Offsetting Traditional Sources
Construction began on the $1.94-million project in May 2010 and was completed on time and on budget in October 2010. Included in the project were two reconditioned Vestas V-17 turbines rated at 90kW each on 85’ lattice towers with 56’ rotors, and 180 kW of connected wind capacity. The 1991 turbines were remanufactured by Halus Power Systems in 2010.
A synchronous condenser and grid forming inverter were installed, along with 336 kWh of nominal battery storage. As of February 2011, the refurbished Vestas wind turbines were fully operational, as they remain today. Figure 3
The system stores excess energy to the battery bank for use during non-wind times. Additionally, the excess electricity from the wind turbines heats up water and feeds it to the existing jacket water heat recovery system and into the local school’s recirculation system. The hybrid system is expected to displace half of the village’s previous annual fuel consumption.
The Hybrid Wind Turbine Integration Project also included a substantial power plant controls upgrade, a remote operations monitoring and control system, and wind system operator training. The advanced supervisory control and data acquisition (SCADA) system allows engineers in Anchorage to view wind turbine production and to manipulate the parameters of the controls via a computer connection. The SCADA system monitors and gathers information and relays it back to the central site in Anchorage. It displays information in a clear and logical fashion and creates an instant alert if there is a problem. Remote monitoring, and the ability to manipulate the system operations from Anchorage, provides the community’s local operators with a measure of confidence in their ability to manage the system with advice from engineers available at a moment’s notice. It also saves travel expenses, making the project possible.
This unique hybrid system, with an installed wind capacity of 180 kW, has the potential to offset the traditional diesel power plant production by 19,297 gallons of fuel, or 51 percent, potentially saving the village over $110,000 in fuel costs annually.
“We normally burn upwards of 141 gallons of fuel in a 24 hour period,” says John Mike, power plant operator. “When the wind is blowing and the turbines are operating, we only burn about 70 gallons, or half the amount of fuel we usually do. When the computer controls are fully operational this coming July the system will be completely automatic, making our lives a lot easier.”

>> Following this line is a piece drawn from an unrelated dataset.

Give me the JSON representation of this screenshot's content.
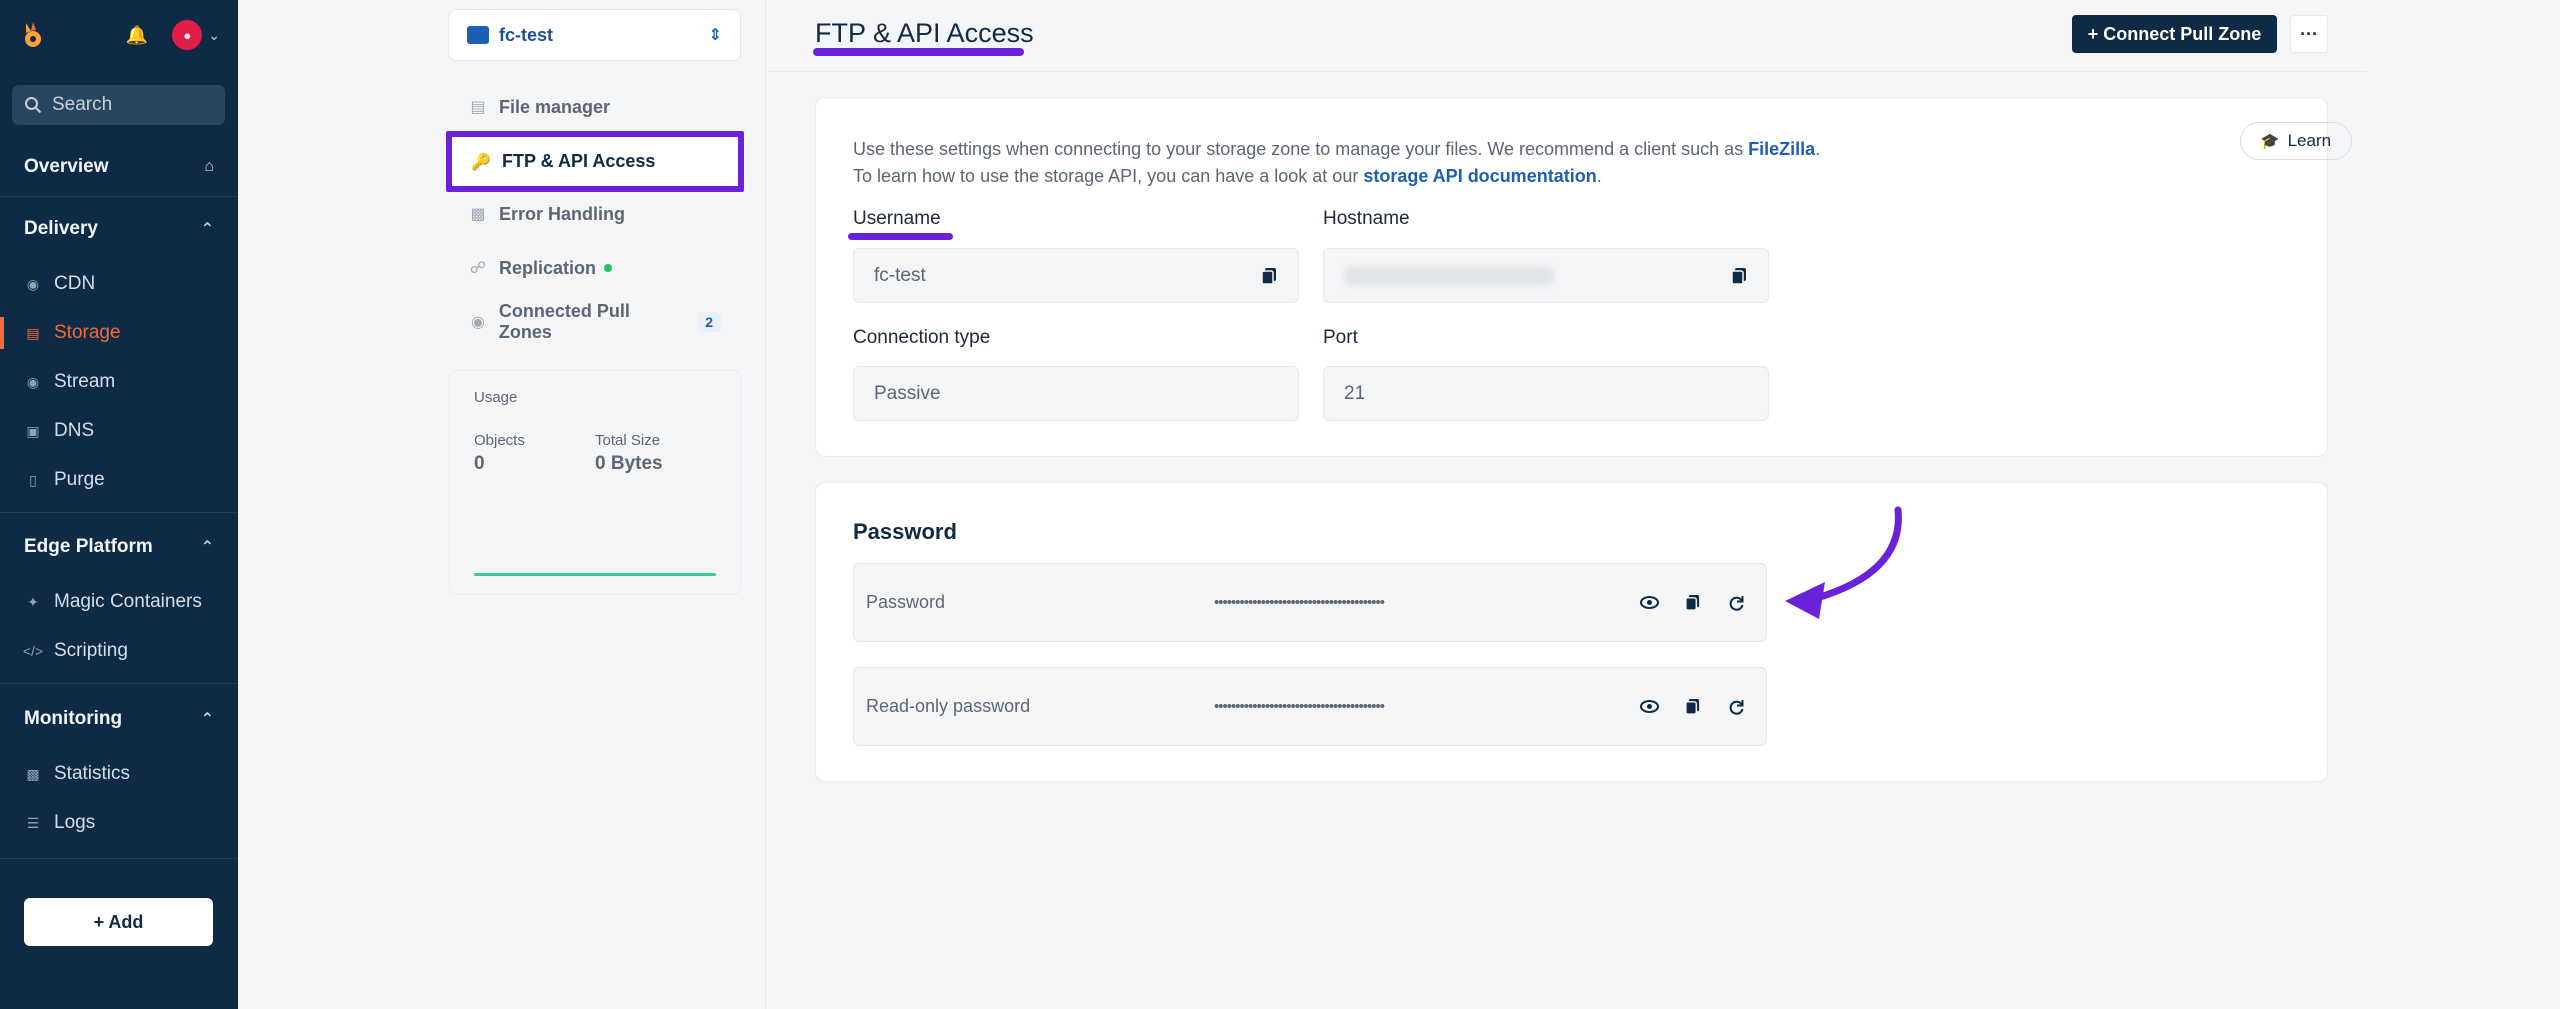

Villagers and project team members attended the ribbon cutting ceremony in October of 2010 to celebrate their new wind turbines. Village Elders Francine Andrew and Annie Mike were two who took advantage of the beautiful day to mark the occasion. Figure 4

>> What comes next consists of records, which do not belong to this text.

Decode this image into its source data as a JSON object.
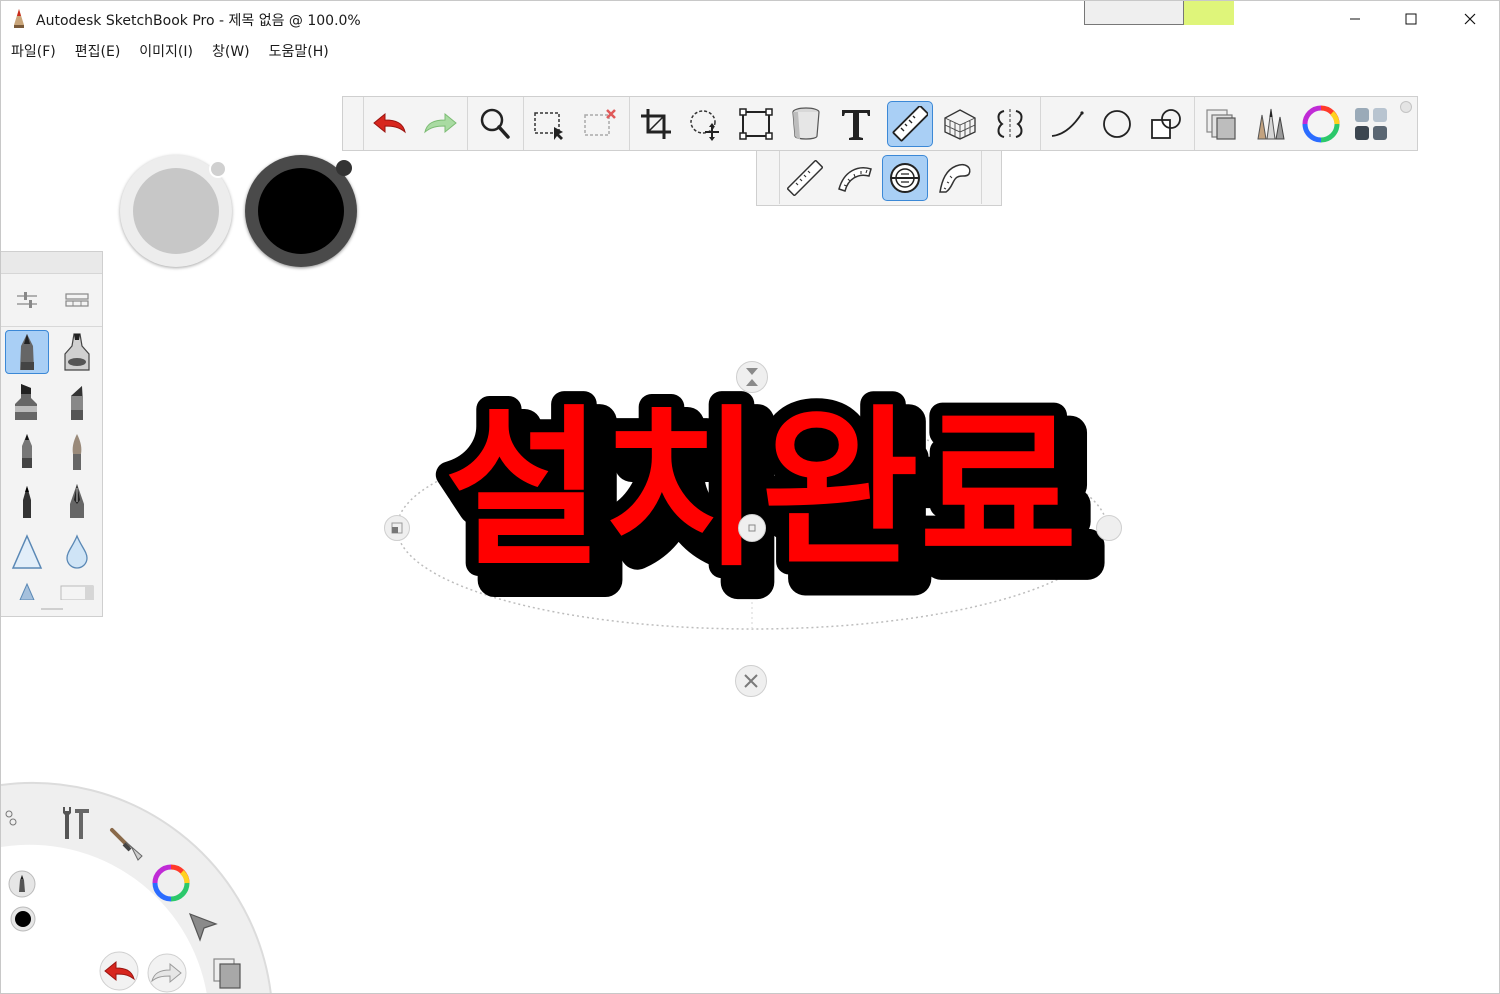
{
  "window": {
    "title": "Autodesk SketchBook Pro - 제목 없음 @ 100.0%",
    "controls": {
      "minimize": "minimize",
      "maximize": "maximize",
      "close": "close"
    }
  },
  "menu": [
    {
      "label": "파일(F)"
    },
    {
      "label": "편집(E)"
    },
    {
      "label": "이미지(I)"
    },
    {
      "label": "창(W)"
    },
    {
      "label": "도움말(H)"
    }
  ],
  "toolbar": {
    "items": [
      {
        "icon": "undo-icon"
      },
      {
        "icon": "redo-icon"
      },
      {
        "icon": "zoom-icon"
      },
      {
        "icon": "select-rectangle-icon"
      },
      {
        "icon": "clear-selection-icon"
      },
      {
        "icon": "crop-icon"
      },
      {
        "icon": "lasso-move-icon"
      },
      {
        "icon": "transform-icon"
      },
      {
        "icon": "fill-bucket-icon"
      },
      {
        "icon": "text-icon"
      },
      {
        "icon": "ruler-icon",
        "selected": true
      },
      {
        "icon": "perspective-grid-icon"
      },
      {
        "icon": "symmetry-icon"
      },
      {
        "icon": "line-icon"
      },
      {
        "icon": "ellipse-icon"
      },
      {
        "icon": "shapes-icon"
      },
      {
        "icon": "layers-icon"
      },
      {
        "icon": "brushes-icon"
      },
      {
        "icon": "color-wheel-icon"
      },
      {
        "icon": "palette-grid-icon"
      }
    ]
  },
  "ruler_tools": [
    {
      "icon": "straight-ruler-icon"
    },
    {
      "icon": "french-curve-ruler-icon"
    },
    {
      "icon": "ellipse-ruler-icon",
      "selected": true
    },
    {
      "icon": "french-curve-icon"
    }
  ],
  "colors": {
    "primary_puck": "#c7c7c7",
    "secondary_puck": "#000000",
    "accent_selected": "#a9cff5",
    "accent_border": "#3b88d6",
    "text_fill": "#ff0000",
    "text_stroke": "#000000"
  },
  "canvas": {
    "text": "설치완료"
  },
  "brush_palette": {
    "brushes": [
      "pencil-brush-icon",
      "airbrush-icon",
      "marker-icon",
      "chisel-marker-icon",
      "ballpoint-pen-icon",
      "paintbrush-icon",
      "ink-pen-icon",
      "fountain-pen-icon",
      "triangle-brush-icon",
      "water-drop-icon",
      "cone-brush-icon",
      "eraser-icon"
    ]
  },
  "lagoon": {
    "items": [
      "tools-icon",
      "brush-icon",
      "color-wheel-icon",
      "select-arrow-icon",
      "layers-icon",
      "undo-icon",
      "redo-icon",
      "pencil-indicator-icon",
      "color-indicator-icon"
    ]
  }
}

On March 10, 2011, the Kokhanok Hybrid Wind Turbine Integration Project was awarded “Most Innovative Project” at the 2011 International Wind-Diesel Workshop in Girdwood, Alaska. The workshop was designed to bring the wind-diesel community together to share the status of current technology, discuss applications that work and those that do not, and to shed light on areas for improvement. Following the workshop, approximately 17 attendees boarded planes and flew from Girdwood to Kokhanok for an on-site tour of the wind turbines. Commissioning activities were completed shortly thereafter.

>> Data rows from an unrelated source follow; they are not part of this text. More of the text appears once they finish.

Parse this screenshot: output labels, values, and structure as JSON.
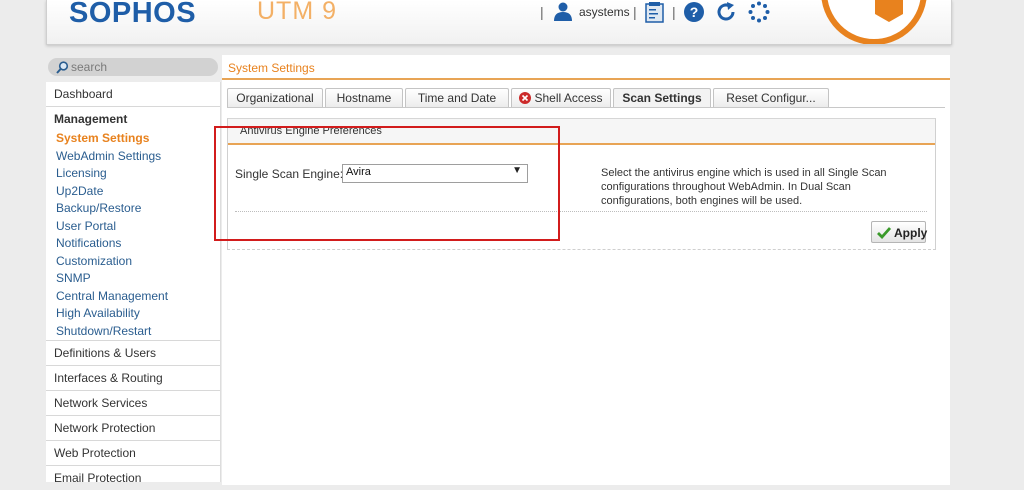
{
  "header": {
    "brand": "SOPHOS",
    "product": "UTM 9",
    "separator": "|",
    "username": "asystems",
    "icons": [
      "user-icon",
      "notes-icon",
      "help-icon",
      "refresh-icon",
      "activity-icon"
    ]
  },
  "search": {
    "placeholder": "search"
  },
  "sidebar": {
    "dashboard": "Dashboard",
    "management": {
      "title": "Management",
      "items": [
        {
          "label": "System Settings",
          "active": true
        },
        {
          "label": "WebAdmin Settings"
        },
        {
          "label": "Licensing"
        },
        {
          "label": "Up2Date"
        },
        {
          "label": "Backup/Restore"
        },
        {
          "label": "User Portal"
        },
        {
          "label": "Notifications"
        },
        {
          "label": "Customization"
        },
        {
          "label": "SNMP"
        },
        {
          "label": "Central Management"
        },
        {
          "label": "High Availability"
        },
        {
          "label": "Shutdown/Restart"
        }
      ]
    },
    "sections": [
      "Definitions & Users",
      "Interfaces & Routing",
      "Network Services",
      "Network Protection",
      "Web Protection",
      "Email Protection"
    ]
  },
  "main": {
    "page_title": "System Settings",
    "tabs": [
      {
        "label": "Organizational"
      },
      {
        "label": "Hostname"
      },
      {
        "label": "Time and Date"
      },
      {
        "label": "Shell Access",
        "icon": "error-x-icon"
      },
      {
        "label": "Scan Settings",
        "active": true
      },
      {
        "label": "Reset Configur..."
      }
    ],
    "panel": {
      "title": "Antivirus Engine Preferences",
      "engine_label": "Single Scan Engine:",
      "engine_value": "Avira",
      "help_text": "Select the antivirus engine which is used in all Single Scan configurations throughout WebAdmin. In Dual Scan configurations, both engines will be used.",
      "apply_label": "Apply"
    }
  },
  "colors": {
    "brand_blue": "#1f5ea8",
    "accent_orange": "#e8821e",
    "link_blue": "#2a5d8f",
    "highlight_red": "#d21c1c"
  }
}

With this successful project completed on time and on budget, Marsh Creek will enter into a five-year maintenance and training agreement with the village, which is a key element in the program. This long-term commitment of training, operation, and maintenance between the village and Marsh Creek will ensure continuity of maintenance provided by professionals, and it is a critical component for both parties. The agreement will also ensure that the village remains current on training with Marsh Creek’s professional staff.